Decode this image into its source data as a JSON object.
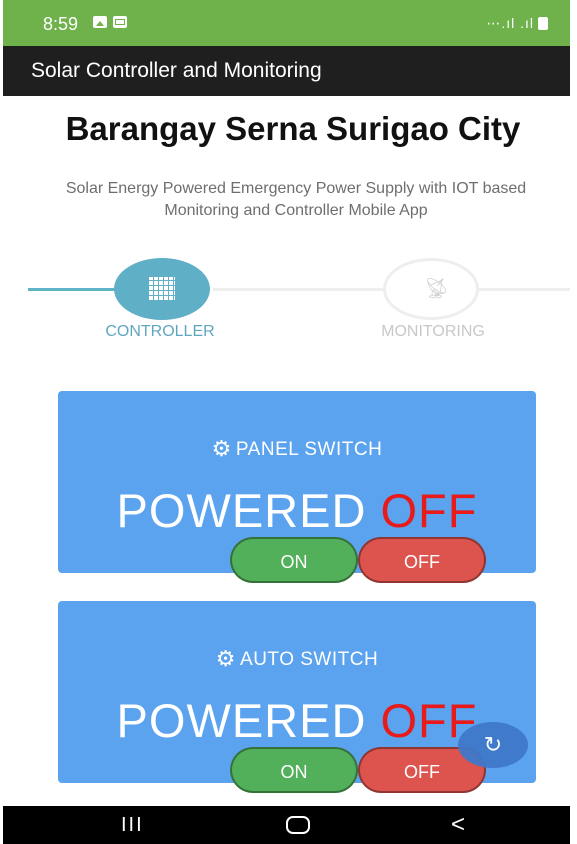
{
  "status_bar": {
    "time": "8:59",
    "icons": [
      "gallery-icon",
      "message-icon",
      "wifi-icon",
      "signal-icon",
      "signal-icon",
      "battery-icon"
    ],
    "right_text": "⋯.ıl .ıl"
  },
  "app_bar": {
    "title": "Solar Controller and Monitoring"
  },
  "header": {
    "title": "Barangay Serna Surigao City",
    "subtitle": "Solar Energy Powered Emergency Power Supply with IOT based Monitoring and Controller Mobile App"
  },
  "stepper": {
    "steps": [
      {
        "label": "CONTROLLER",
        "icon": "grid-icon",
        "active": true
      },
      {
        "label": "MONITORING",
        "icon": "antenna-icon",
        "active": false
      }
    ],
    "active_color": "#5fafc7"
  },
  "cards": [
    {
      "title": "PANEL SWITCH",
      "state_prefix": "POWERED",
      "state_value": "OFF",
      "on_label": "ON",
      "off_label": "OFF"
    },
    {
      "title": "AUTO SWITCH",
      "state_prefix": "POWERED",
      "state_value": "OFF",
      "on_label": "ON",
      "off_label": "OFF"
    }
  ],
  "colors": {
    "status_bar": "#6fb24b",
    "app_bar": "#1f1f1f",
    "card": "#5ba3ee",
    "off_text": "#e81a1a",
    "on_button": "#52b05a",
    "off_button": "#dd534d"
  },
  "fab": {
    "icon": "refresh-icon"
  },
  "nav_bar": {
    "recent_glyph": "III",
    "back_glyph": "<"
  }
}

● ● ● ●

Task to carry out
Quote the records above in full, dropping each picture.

Answer section
Decode this image into its source data as a JSON object.
{
  "status_bar": {
    "time": "8:59",
    "icons": [
      "gallery-icon",
      "message-icon",
      "wifi-icon",
      "signal-icon",
      "signal-icon",
      "battery-icon"
    ],
    "right_text": "⋯.ıl .ıl"
  },
  "app_bar": {
    "title": "Solar Controller and Monitoring"
  },
  "header": {
    "title": "Barangay Serna Surigao City",
    "subtitle": "Solar Energy Powered Emergency Power Supply with IOT based Monitoring and Controller Mobile App"
  },
  "stepper": {
    "steps": [
      {
        "label": "CONTROLLER",
        "icon": "grid-icon",
        "active": true
      },
      {
        "label": "MONITORING",
        "icon": "antenna-icon",
        "active": false
      }
    ],
    "active_color": "#5fafc7"
  },
  "cards": [
    {
      "title": "PANEL SWITCH",
      "state_prefix": "POWERED",
      "state_value": "OFF",
      "on_label": "ON",
      "off_label": "OFF"
    },
    {
      "title": "AUTO SWITCH",
      "state_prefix": "POWERED",
      "state_value": "OFF",
      "on_label": "ON",
      "off_label": "OFF"
    }
  ],
  "colors": {
    "status_bar": "#6fb24b",
    "app_bar": "#1f1f1f",
    "card": "#5ba3ee",
    "off_text": "#e81a1a",
    "on_button": "#52b05a",
    "off_button": "#dd534d"
  },
  "fab": {
    "icon": "refresh-icon"
  },
  "nav_bar": {
    "recent_glyph": "III",
    "back_glyph": "<"
  }
}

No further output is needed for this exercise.